Scientists have politics too -- sometimes extreme politics. Read this: "This crippling of individuals I consider the worst evil of capitalism... I am convinced there is only one way to eliminate these grave evils, namely through the establishment of a socialist economy, accompanied by an educational system which would be oriented toward social goals. In such an economy, the means of production are owned by society itself and are utilized in a planned fashion. A planned economy, which adjusts production to the needs of the community, would distribute the work to be done among all those able to work and would guarantee a livelihood to every man, woman, and child." -- Albert Einstein

The "precautionary principle" is a favourite Greenie idea -- but isn't that what George Bush was doing when he invaded Iraq? Wasn't that a precaution against Saddam getting or having any WMDs? So Greenies all agree with the Iraq intervention? If not, why not?
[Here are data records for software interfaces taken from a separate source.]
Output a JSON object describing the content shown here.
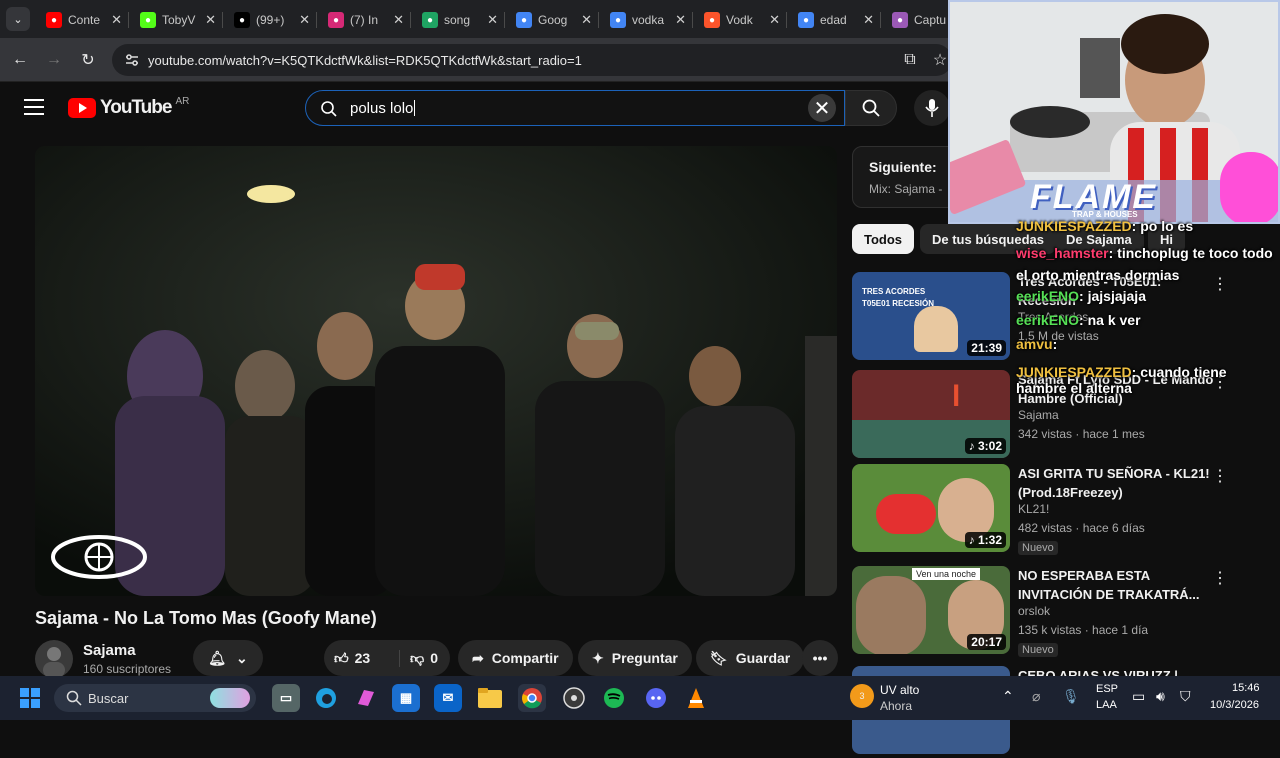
{
  "browser": {
    "tabs": [
      {
        "label": "Conte",
        "icon": "youtube-icon",
        "color": "#ff0000"
      },
      {
        "label": "TobyV",
        "icon": "kick-icon",
        "color": "#53fc18"
      },
      {
        "label": "(99+)",
        "icon": "tiktok-icon",
        "color": "#000000"
      },
      {
        "label": "(7) In",
        "icon": "instagram-icon",
        "color": "#d62976"
      },
      {
        "label": "song",
        "icon": "drive-icon",
        "color": "#1fa463"
      },
      {
        "label": "Goog",
        "icon": "drive-icon",
        "color": "#4285f4"
      },
      {
        "label": "vodka",
        "icon": "google-icon",
        "color": "#4285f4"
      },
      {
        "label": "Vodk",
        "icon": "brave-icon",
        "color": "#fb542b"
      },
      {
        "label": "edad",
        "icon": "google-icon",
        "color": "#4285f4"
      },
      {
        "label": "Captu",
        "icon": "pen-icon",
        "color": "#9b59b6"
      }
    ],
    "url": "youtube.com/watch?v=K5QTKdctfWk&list=RDK5QTKdctfWk&start_radio=1"
  },
  "youtube": {
    "logo_text": "YouTube",
    "region": "AR",
    "search_value": "polus lolo"
  },
  "video": {
    "title": "Sajama - No La Tomo Mas (Goofy Mane)",
    "channel": "Sajama",
    "subscribers": "160 suscriptores",
    "likes": "23",
    "dislikes": "0",
    "share_label": "Compartir",
    "ask_label": "Preguntar",
    "save_label": "Guardar"
  },
  "sidebar": {
    "next_label": "Siguiente:",
    "mix_label": "Mix: Sajama -",
    "chips": [
      "Todos",
      "De tus búsquedas",
      "De Sajama",
      "Hi"
    ],
    "recs": [
      {
        "title": "Tres Acordes - T05E01:",
        "title2": "Recesión",
        "channel": "Tres Acordes",
        "meta": "1,5 M de vistas",
        "duration": "21:39",
        "thumb_color": "#2a4f8c"
      },
      {
        "title": "Sajama Ft Lyfo SDD - Le Mando",
        "title2": "Hambre (Official)",
        "channel": "Sajama",
        "meta": "342 vistas · hace 1 mes",
        "duration": "♪ 3:02",
        "thumb_color": "#6b2a2a"
      },
      {
        "title": "ASI GRITA TU SEÑORA - KL21!",
        "title2": "(Prod.18Freezey)",
        "channel": "KL21!",
        "meta": "482 vistas · hace 6 días",
        "duration": "♪ 1:32",
        "badge": "Nuevo",
        "thumb_color": "#5a8c3a"
      },
      {
        "title": "NO ESPERABA ESTA",
        "title2": "INVITACIÓN DE TRAKATRÁ...",
        "channel": "orslok",
        "meta": "135 k vistas · hace 1 día",
        "duration": "20:17",
        "badge": "Nuevo",
        "thumb_color": "#4a6b3a"
      },
      {
        "title": "CEBO ARIAS VS VIRUZZ | CARA",
        "title2": "",
        "channel": "",
        "meta": "",
        "duration": "",
        "thumb_color": "#3a5a8c"
      }
    ],
    "thumb_caption": "Ven una noche",
    "thumb0_text": "TRES ACORDES T05E01 RECESIÓN"
  },
  "stream_overlay": {
    "banner_text": "FLAME",
    "banner_sub": "TRAP & HOUSES",
    "chat": [
      {
        "user": "JUNKIESPAZZED",
        "msg": ": po lo es",
        "color": "#f0c040"
      },
      {
        "user": "wise_hamster",
        "msg": ": tinchoplug te toco todo el orto mientras dormias",
        "color": "#ff3c6e"
      },
      {
        "user": "eerikENO",
        "msg": ": jajsjajaja",
        "color": "#56e056"
      },
      {
        "user": "eerikENO",
        "msg": ": na k ver",
        "color": "#56e056"
      },
      {
        "user": "amvu",
        "msg": ":",
        "color": "#f0c040"
      },
      {
        "user": "JUNKIESPAZZED",
        "msg": ": cuando tiene",
        "msg2": "hambre el alterna",
        "color": "#f0c040"
      }
    ]
  },
  "taskbar": {
    "search_placeholder": "Buscar",
    "weather_title": "UV alto",
    "weather_sub": "Ahora",
    "weather_badge": "3",
    "lang_top": "ESP",
    "lang_bottom": "LAA",
    "time": "15:46",
    "date": "10/3/2026"
  }
}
A classic example of how the sensationalist media distort science to create climate panic is here.

There is a very readable summary of the "Hockey Stick" fraud here

The Lockwood & Froehlich paper was designed to rebut Durkin's "Great Global Warming Swindle" film. It is a rather confused paper -- acknowledging yet failing to account fully for the damping effect of the oceans, for instance -- but it is nonetheless valuable to climate atheists. The concession from a Greenie source that fluctuations in the output of the sun have driven climate change for all but the last 20 years (See the first sentence of the paper) really is invaluable. And the basic fact presented in the paper -- that solar output has in general been on the downturn in recent years -- is also amusing to see. Surely even a crazed Greenie mind must see that the sun's influence has not stopped and that reduced solar output will soon start COOLING the earth! Unprecedented July 2007 cold weather throughout the Southern hemisphere might even have been the first sign that the cooling is happening. And the fact that warming plateaued in 1998 is also a good sign that we are moving into a cooling phase. As is so often the case, the Greenies have got the danger exactly backwards. See my post of 7.14.07 and very detailed critiques here and here and here for more on the Lockwood paper and its weaknesses.

As the Greenies are now learning, even strong statistical correlations may disappear if a longer time series is used. A remarkable example from Sociology: "The modern literature on hate crimes began with a remarkable 1933 book by Arthur Raper titled The Tragedy of Lynching. Raper assembled data on the number of lynchings each year in the South and on the price of an acre’s yield of cotton. He calculated the correla­tion coefficient between the two series at –0.532. In other words, when the economy was doing well, the number of lynchings was lower.... In 2001, Donald Green, Laurence McFalls, and Jennifer Smith published a paper that demolished the alleged connection between economic condi­tions and lynchings in Raper’s data. Raper had the misfortune of stopping his anal­ysis in 1929. After the Great Depression hit, the price of cotton plummeted and economic condi­tions deteriorated, yet lynchings continued to fall. The correlation disappeared altogether when more years of data were added." So we must be sure to base our conclusions on ALL the data. In the Greenie case, the correlation between CO2 rise and global temperature rise stopped in 1998 -- but that could have been foreseen if measurements taken in the first half of the 20th century had been considered.

Relying on the popular wisdom can even hurt you personally: "The scientific consensus of a quarter-century ago turned into the arthritic nightmare of today."

Greenie-approved sources of electricity (windmills and solar cells) require heavy government subsidies to be competitive with normal electricity generators so a Dutch word for Greenie power seems graphic to me: "subsidieslurpers" (subsidy gobblers)